In congregations all over Upolu Island, class participants gather to exercise in new Zumba classes and around their dinner tables to meals with more vegetables and fruits.

Leadership in several nations has noticed, including in Samoa.

“The Ministry of Health has approved these programs and wants us to go to the schools to present it,” Elder Fata said. “They want to join ‘Eat Healthy and Be Active.”

Same boat

“You can go to temples in many places in the Pacific area now and find people gathered together outside giving their best shot at daily exercises,” Elder Ardern said. “It’s about the freedom you gain when you’re healthy.”

He said a man in Australia told him two weeks ago, “I’m a really disciplined person, but I’ve never been disciplined with my diet. This program has helped me. Now I’m half the man I used to be.”

Diabetes is insidious, according to Ardern.

“Diabetes is not the territory of overweight people alone,” he said. “We have to make sure people understand that. Some people just have it in their genes that they’re going to be more susceptible to diabetes, and being overweight adds to that susceptibility. Healthy living decreases that susceptibility.”

The classes began on the island of Tahiti in February once translation of the manual into French was complete. It is now in English, Samoan and Tongan, too.

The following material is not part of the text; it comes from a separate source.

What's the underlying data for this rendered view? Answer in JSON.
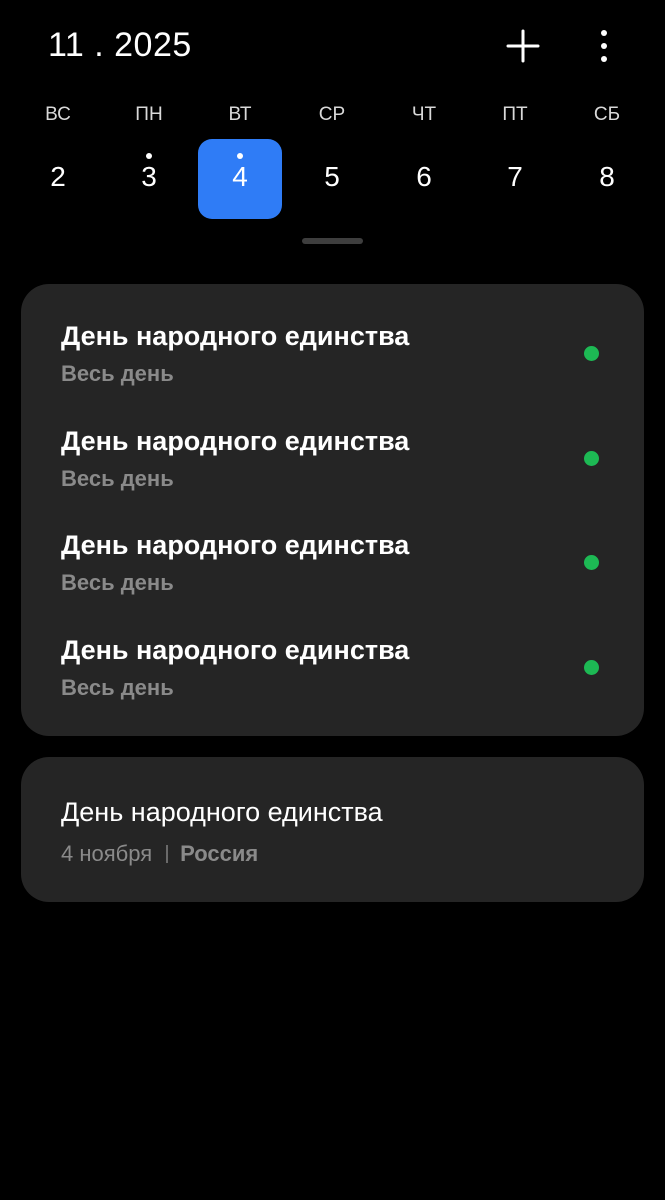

Teamo is looking forward to class on Wednesday night because it will be the halfway mark and a nurse will check her blood pressure for the first time since her scare.

Teamo said the first lesson asked participants to act in faith, and the woman who teaches teenagers in a seminary class four nights a week dove right in.

“I went home and prayed to Heavenly Father that he would help me eat less and feel better so I would be better able to serve him,” she said.

Restricted by her shortness of breath, Teamo has increased her exercise cautiously by playing ball with her 11-year-old daughter and her friends and taking them to the beach to walk and play. She walks more and watches less television.

She is grateful for her new friends in the class.

“We’re all in the same boat,” said one, Annette Maiterai, 45, a mother of two with great energy and even greater joy in the 9 pounds she has lost so far. “We embarked on the same voyage. When someone falls off the ship, we pick him back up and put him back on the boat.”